Endangered P.E.I. plovers saved by pizza pan

A plover nest was saved from being washed out when Parks Canada staff used a pizza pan to scoop the area of sand further up on the beach.

Parks Canada used pizza pan as last resort to scoop out nest and re-locate it

Kerry-Lynn Atkinson consulted with bird and wildlife experts and had to get special permits to move the nest. (Submitted by Parks Canada)

A pair of endangered piping plovers can thank Parks Canada and a pizza pan for saving their family.

The birds had picked a bad spot for their nest in the sand — right on the tide line — in P.E.I.'s National Park.

"As the tides were rising, we were noticing that they were getting closer and closer to the eggs," explained Kerry-Lynn Atkinson, resource management officer with Parks Canada.

How a pizza pan saved a family of endangered birds

5 years ago
Duration 0:40
How a pizza pan saved a family of endangered birds

One day water even washed over the nest.

Parks staff decided the only hope for the nest was to move it a metre up, away from the water. 

"We employed a different methodology than we've ever used in the park," said Atkinson,. "It included my pizza pan from home."

"It just seemed to be the exact shape and size that we needed," said Atkinson.

Experts consulted before move

Atkinson consulted with bird and wildlife experts and had to get special permits to do the move. 

"It was scary enough making the decision to actually move it, it's a species at risk, these decisions are not made lightly. Many, many specialists are involved in being able to do something like this," she said.

This pizza pan used to relocate the plover nest. (Laura Meader/CBC )

Atkinson said that many plovers will mark around the edge of their nests, and she used the pizza pan to make sure all the sediment around the nest was gathered up.

"We devised a plan with the pizza pan and we practiced and we practiced," she said.

When it came time to move the real nest, the adult birds watched on.

"We wanted to have the adults right there nearby when we did make the move, because we wanted the adults to see what we were doing," said Atkinson.

'It worked, it worked!'

It took about five minutes — staff acted quickly to ease the stress on the birds.

One staff member kept the eggs safe in a container while Atkinson dug in with the pan. 

"I was shaking when we were doing it," said Atkinson.

They placed the nest about a metre up — in a shallow hole they had prepared. 

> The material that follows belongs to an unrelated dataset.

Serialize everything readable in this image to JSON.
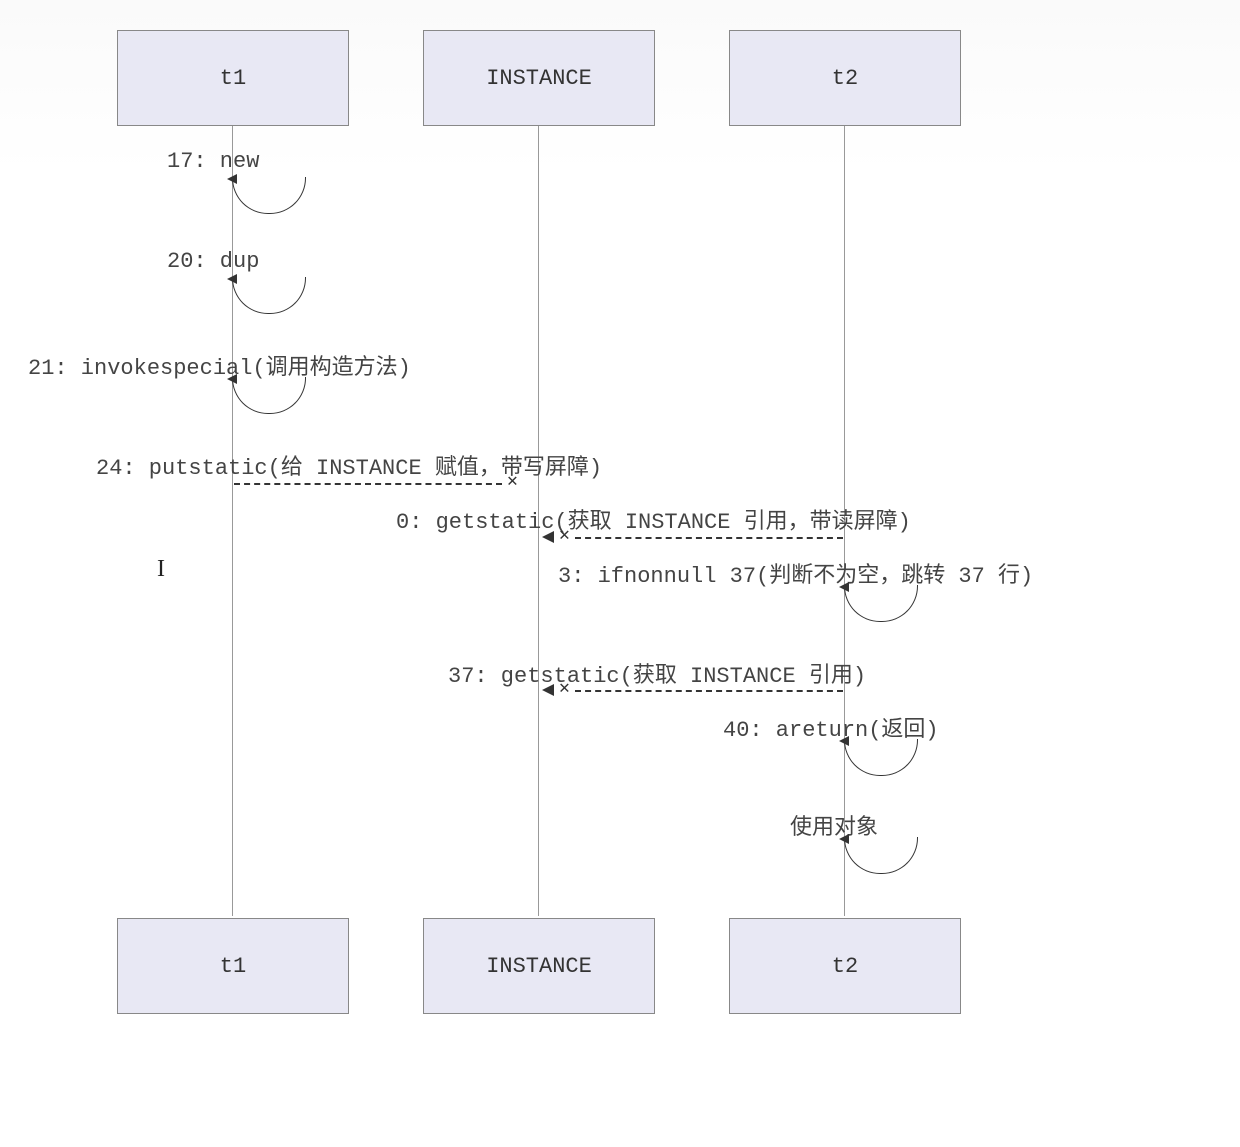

The adult birds accepted the new location and were back on the eggs about three minutes later. 

Wet sand shows area where nest was being washed out in Covehead. (Parks Canada)

"We were so excited to see that adult come back to the nest and sit down and begin incubating right away," said Atkinson.

"We were high fiving each other on the beach, we were so excited, it worked, it worked!" She recalled. 

All 3 chicks fledged

The eggs successfully hatched around the end of July and by mid-August the birds were officially fledglings, with enough feathers to fly. 

"We fledged all three chicks, so pretty exciting," she said.

Atkinson now keeps the pizza pan in her office. 

"It was rare, it was different for the park and thank goodness it worked out well."

One of the adult birds with the last of three chicks which hatched from the nest. (Parks Canada)

Every plover matters

Plover numbers in P.E.I are at the lowest point they've been since a census of the birds began in 1991. 

Birds are counted every year at the beginning of the season in June. 

Only 48 birds were counted by Parks Canada and the Island Nature Trust.

The average number is about 60. 

"This is our lowest population numbers on Prince Edward Island," said Atkinson.

However, she said chick numbers have been good. 

"It's sad when you see the adult numbers aren't that great, but then when you are able to produce fledglings and you're excited about the numbers that you've had, it always gives you hope," said Atkinson.


Laura Meader is a video journalist for CBC P.E.I.